What is required >> Set down a faithful copy of every record, and skip the pictures in it.

▬▬▬▬▬▬▬▬▬▬

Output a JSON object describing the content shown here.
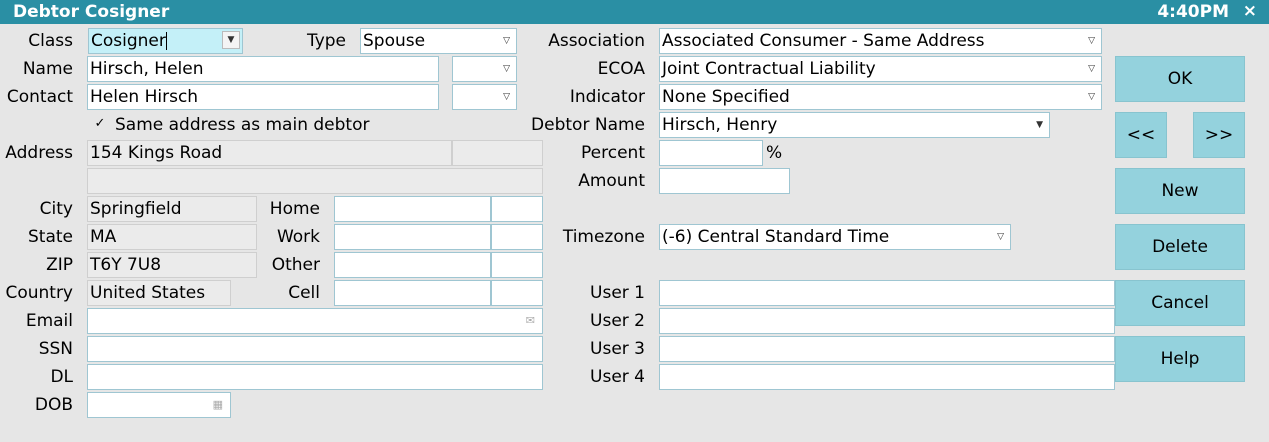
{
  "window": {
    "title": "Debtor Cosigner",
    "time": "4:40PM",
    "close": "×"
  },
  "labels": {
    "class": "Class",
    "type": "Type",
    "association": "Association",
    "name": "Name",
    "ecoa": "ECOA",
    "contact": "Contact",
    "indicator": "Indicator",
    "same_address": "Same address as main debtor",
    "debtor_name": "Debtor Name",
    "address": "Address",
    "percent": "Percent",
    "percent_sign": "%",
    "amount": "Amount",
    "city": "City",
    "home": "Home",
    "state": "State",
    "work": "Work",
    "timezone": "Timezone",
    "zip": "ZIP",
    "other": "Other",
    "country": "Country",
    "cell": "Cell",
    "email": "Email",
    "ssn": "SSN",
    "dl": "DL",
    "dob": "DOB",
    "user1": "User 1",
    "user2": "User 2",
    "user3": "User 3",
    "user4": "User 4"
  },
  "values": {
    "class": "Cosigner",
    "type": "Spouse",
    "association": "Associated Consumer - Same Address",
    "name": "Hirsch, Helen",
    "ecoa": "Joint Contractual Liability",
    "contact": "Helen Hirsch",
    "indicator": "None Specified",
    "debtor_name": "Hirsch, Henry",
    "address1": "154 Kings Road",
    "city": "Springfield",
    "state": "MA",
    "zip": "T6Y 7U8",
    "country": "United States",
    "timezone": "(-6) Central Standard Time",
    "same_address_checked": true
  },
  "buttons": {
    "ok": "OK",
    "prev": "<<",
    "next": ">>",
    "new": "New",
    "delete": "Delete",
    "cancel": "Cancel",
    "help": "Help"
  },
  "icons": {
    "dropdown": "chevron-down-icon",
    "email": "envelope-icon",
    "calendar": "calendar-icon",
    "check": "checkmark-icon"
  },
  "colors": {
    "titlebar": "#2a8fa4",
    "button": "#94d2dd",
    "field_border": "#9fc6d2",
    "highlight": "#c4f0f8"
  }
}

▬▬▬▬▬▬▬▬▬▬

Solved exercise >>
Output a JSON object describing the content shown here.
{
  "window": {
    "title": "Debtor Cosigner",
    "time": "4:40PM",
    "close": "×"
  },
  "labels": {
    "class": "Class",
    "type": "Type",
    "association": "Association",
    "name": "Name",
    "ecoa": "ECOA",
    "contact": "Contact",
    "indicator": "Indicator",
    "same_address": "Same address as main debtor",
    "debtor_name": "Debtor Name",
    "address": "Address",
    "percent": "Percent",
    "percent_sign": "%",
    "amount": "Amount",
    "city": "City",
    "home": "Home",
    "state": "State",
    "work": "Work",
    "timezone": "Timezone",
    "zip": "ZIP",
    "other": "Other",
    "country": "Country",
    "cell": "Cell",
    "email": "Email",
    "ssn": "SSN",
    "dl": "DL",
    "dob": "DOB",
    "user1": "User 1",
    "user2": "User 2",
    "user3": "User 3",
    "user4": "User 4"
  },
  "values": {
    "class": "Cosigner",
    "type": "Spouse",
    "association": "Associated Consumer - Same Address",
    "name": "Hirsch, Helen",
    "ecoa": "Joint Contractual Liability",
    "contact": "Helen Hirsch",
    "indicator": "None Specified",
    "debtor_name": "Hirsch, Henry",
    "address1": "154 Kings Road",
    "city": "Springfield",
    "state": "MA",
    "zip": "T6Y 7U8",
    "country": "United States",
    "timezone": "(-6) Central Standard Time",
    "same_address_checked": true
  },
  "buttons": {
    "ok": "OK",
    "prev": "<<",
    "next": ">>",
    "new": "New",
    "delete": "Delete",
    "cancel": "Cancel",
    "help": "Help"
  },
  "icons": {
    "dropdown": "chevron-down-icon",
    "email": "envelope-icon",
    "calendar": "calendar-icon",
    "check": "checkmark-icon"
  },
  "colors": {
    "titlebar": "#2a8fa4",
    "button": "#94d2dd",
    "field_border": "#9fc6d2",
    "highlight": "#c4f0f8"
  }
}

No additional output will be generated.